If you've been following the 2016 Olympics, you're likely aware that the U.S. gymnastics team calls themselves the Final Five. The gold medal-winning group chose this name for a very special reason — they're memorializing the final year that Márta Károlyi is the U.S.'s National Team Coordinator. As Simone Biles explained on Twitter, "we dedicated our team name to The Legend Marta, so when we told her she started crying. WE LOVE HER." According to the New York Times, Károlyi has been coordinator since 2001. Prior to that, the 73-year-old had decade's worth of gymnastics coaching experience with her husband Béla Károlyi. And the Final Five isn't her only success story — she has a history of fostering champion gymnasts.
Although it's bittersweet that Károlyi's time with the sport is coming to an end, her legacy will not be forgotten. Prior to coming to coach in the U.S., the couple worked with athletes in Romania, namely Nadia Comaneci, who was the first to get a perfect 10 in gymnastics in 1976, according to Cosmopolitan. When the pair came to the States in the '80s, their pattern of coaching champion athletes only continued to grow. It's no wonder they've become synonymous with success in the sport.
Back in 1984, the Károlyis coached Mary Lou Retton, who made history as the first-ever U.S. woman to win a gold medal in gymnastics. Is that impressive or what? Plus, she won five awards total that year, which was the highest amount in the '84 games. Even if that was the only successful coaching story, it'd be worthy of acknowledgement, but that's not all they've done. Two other noteworthy athletes that the couple coached include Kim Zmeskal, who was the all-around world champion in 1991, and Kerri Strug, a member of the U.S.'s 1996 championship team.
It was also in '96 that Márta Károlyi became the head coach of the Magnificent Seven.

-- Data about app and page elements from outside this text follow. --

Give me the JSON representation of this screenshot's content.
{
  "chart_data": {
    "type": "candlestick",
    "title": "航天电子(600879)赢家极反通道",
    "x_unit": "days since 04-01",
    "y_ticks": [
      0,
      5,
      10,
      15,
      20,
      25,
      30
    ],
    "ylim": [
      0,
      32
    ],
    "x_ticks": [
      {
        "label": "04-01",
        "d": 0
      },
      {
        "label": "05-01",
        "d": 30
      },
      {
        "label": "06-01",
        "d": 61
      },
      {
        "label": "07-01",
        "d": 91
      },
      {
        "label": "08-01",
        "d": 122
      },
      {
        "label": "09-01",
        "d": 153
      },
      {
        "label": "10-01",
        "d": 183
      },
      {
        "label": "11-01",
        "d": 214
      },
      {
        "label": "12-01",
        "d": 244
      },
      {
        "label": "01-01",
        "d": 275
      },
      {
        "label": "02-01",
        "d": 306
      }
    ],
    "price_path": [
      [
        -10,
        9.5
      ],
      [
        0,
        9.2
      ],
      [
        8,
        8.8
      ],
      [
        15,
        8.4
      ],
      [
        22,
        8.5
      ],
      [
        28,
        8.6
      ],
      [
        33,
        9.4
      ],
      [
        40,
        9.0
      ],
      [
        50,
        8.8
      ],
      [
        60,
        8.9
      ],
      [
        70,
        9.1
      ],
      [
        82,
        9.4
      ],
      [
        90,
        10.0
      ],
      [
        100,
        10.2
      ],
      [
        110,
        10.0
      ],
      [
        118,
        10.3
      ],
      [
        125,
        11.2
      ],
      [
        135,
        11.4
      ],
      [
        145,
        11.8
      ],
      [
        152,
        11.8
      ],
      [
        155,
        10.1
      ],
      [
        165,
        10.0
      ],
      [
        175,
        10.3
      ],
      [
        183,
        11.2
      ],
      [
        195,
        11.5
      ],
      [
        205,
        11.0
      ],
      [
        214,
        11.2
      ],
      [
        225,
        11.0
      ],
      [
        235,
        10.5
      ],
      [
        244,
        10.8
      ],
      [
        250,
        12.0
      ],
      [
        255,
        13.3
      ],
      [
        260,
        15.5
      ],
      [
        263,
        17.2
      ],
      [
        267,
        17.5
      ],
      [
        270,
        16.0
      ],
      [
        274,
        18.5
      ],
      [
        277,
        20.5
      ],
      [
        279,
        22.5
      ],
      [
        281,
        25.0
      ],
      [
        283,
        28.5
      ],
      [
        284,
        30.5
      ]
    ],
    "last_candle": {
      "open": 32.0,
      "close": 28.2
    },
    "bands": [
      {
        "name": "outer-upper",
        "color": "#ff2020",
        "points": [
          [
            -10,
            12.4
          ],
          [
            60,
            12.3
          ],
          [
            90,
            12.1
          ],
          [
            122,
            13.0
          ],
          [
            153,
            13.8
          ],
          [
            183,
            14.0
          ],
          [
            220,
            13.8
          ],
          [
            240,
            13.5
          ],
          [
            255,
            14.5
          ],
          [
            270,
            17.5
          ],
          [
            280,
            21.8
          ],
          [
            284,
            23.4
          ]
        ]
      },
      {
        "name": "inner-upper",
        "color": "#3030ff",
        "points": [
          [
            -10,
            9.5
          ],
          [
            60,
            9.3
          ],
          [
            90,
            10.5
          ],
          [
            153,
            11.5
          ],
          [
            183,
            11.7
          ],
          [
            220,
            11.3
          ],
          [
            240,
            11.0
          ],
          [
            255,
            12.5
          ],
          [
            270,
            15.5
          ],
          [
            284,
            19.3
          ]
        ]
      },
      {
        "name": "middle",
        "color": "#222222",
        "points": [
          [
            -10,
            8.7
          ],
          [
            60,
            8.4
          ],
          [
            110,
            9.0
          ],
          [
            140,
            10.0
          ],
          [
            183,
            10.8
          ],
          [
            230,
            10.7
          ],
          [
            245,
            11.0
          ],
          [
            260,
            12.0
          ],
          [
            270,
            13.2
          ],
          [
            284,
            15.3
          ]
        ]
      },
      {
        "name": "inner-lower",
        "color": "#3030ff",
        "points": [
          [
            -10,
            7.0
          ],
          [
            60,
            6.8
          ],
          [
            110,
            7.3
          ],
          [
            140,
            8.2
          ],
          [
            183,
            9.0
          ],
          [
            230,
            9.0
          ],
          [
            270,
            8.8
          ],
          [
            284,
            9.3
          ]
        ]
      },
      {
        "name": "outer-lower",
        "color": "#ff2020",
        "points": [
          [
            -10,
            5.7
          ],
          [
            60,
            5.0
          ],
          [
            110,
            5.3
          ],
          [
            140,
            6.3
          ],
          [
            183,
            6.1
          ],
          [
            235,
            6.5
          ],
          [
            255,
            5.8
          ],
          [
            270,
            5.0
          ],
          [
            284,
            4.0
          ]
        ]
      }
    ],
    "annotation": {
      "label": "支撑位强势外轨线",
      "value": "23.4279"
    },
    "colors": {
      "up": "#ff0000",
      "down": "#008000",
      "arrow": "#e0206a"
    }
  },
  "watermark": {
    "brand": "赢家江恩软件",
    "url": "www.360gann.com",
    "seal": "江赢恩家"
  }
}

The Magnificent Seven was the first U.S. women's gymnastics team to win the gold. Then in 2001, she took over as National Coordinator, replacing her husband, who had the role in 2000. According to the Associated Press, the U.S. female gymnasts have totaled 88 world championship and Olympic medals under the guidance of Károlyi — and that number may very well increase by the end of the games in Rio. Even just looking back at the past two Olympics (Rio and London), it's clear that her girls go for the gold. Remember when the Fierce Five took home the top honor in 2012?
As for why Károlyi is so successful, Simone Biles may have hinted at the answer when talking to the Associated Press. Biles said,
"She is a very intimidating lady. She'll tell you how it is. She wants you to succeed. She never wants you to look back and say 'I could have given it more.'"
Yet it's hard to believe she's too harsh, since the current U.S. team respects and loves her so much — as seen in Biles' aforementioned ALL CAPS declaration on Twitter.
Based on the above, it will probably be tough to replace Károlyi once she retires this year. She and her husband created an undeniable impact with U.S. gymnasts.